Additional file 7: Supplementary Figure S6.
Kinetics for the flatfoot case study. Kinetics for the right (green) and left (red) limbs flatfoot case study as compared to a typically developed population (grey) across the gait cycle as presented at the QCMAS. For this participant, the left side is most affected.
Rights and permissions
Open Access This article is licensed under a Creative Commons Attribution 4.0 International License, which permits use, sharing, adaptation, distribution and reproduction in any medium or format, as long as you give appropriate credit to the original author(s) and the source, provide a link to the Creative Commons licence, and indicate if changes were made. The images or other third party material in this article are included in the article's Creative Commons licence, unless indicated otherwise in a credit line to the material. If material is not included in the article's Creative Commons licence and your intended use is not permitted by statutory regulation or exceeds the permitted use, you will need to obtain permission directly from the copyright holder. To view a copy of this licence, visit http://creativecommons.org/licenses/by/4.0/. The Creative Commons Public Domain Dedication waiver (http://creativecommons.org/publicdomain/zero/1.0/) applies to the data made available in this article, unless otherwise stated in a credit line to the data.
About this article
Cite this article
Brierty, A., Carty, C.P., Giacomozzi, C. et al. Plantar load transfer in children: a descriptive study with two pathological case studies. BMC Musculoskelet Disord 22, 521 (2021). https://doi.org/10.1186/s12891-021-04364-9

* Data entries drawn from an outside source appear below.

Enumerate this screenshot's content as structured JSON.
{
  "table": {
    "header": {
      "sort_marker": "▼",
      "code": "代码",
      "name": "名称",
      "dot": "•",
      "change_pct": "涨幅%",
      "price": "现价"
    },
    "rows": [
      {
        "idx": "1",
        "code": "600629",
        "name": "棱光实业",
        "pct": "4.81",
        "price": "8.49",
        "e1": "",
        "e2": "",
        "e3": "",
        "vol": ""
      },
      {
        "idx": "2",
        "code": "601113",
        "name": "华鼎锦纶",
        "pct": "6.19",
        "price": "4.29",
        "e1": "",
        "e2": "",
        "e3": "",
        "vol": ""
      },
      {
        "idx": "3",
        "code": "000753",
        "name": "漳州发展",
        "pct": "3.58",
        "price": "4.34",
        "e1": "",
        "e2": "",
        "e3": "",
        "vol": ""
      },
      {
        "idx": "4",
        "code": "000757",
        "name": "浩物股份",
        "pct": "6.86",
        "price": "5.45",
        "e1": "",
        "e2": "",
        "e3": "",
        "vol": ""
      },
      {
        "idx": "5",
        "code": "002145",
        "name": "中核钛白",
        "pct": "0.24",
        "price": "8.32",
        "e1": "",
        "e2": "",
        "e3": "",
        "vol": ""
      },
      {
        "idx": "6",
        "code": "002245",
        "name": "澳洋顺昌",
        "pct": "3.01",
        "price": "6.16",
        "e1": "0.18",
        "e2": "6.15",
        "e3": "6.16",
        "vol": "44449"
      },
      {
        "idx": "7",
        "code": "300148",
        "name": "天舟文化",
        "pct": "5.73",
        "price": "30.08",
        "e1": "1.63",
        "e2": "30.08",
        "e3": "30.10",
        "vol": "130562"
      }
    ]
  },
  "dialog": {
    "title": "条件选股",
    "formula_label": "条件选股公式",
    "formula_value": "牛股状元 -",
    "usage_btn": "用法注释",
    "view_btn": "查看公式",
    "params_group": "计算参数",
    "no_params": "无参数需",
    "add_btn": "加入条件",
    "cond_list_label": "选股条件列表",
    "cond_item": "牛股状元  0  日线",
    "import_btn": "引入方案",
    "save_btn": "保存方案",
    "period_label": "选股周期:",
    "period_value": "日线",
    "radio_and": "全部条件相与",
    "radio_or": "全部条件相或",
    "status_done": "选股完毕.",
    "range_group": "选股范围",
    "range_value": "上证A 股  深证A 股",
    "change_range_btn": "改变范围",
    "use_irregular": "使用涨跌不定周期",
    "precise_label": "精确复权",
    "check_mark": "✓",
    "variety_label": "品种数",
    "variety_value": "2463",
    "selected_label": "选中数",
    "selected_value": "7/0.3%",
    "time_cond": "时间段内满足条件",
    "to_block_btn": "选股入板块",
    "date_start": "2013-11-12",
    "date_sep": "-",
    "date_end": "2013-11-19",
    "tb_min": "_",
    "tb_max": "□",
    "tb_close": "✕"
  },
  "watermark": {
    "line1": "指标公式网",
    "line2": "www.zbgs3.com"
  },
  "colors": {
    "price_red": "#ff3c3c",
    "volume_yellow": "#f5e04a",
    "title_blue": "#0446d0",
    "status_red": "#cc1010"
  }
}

- Plantar pressure
- Plantar load
- Load transfer
- Typically developed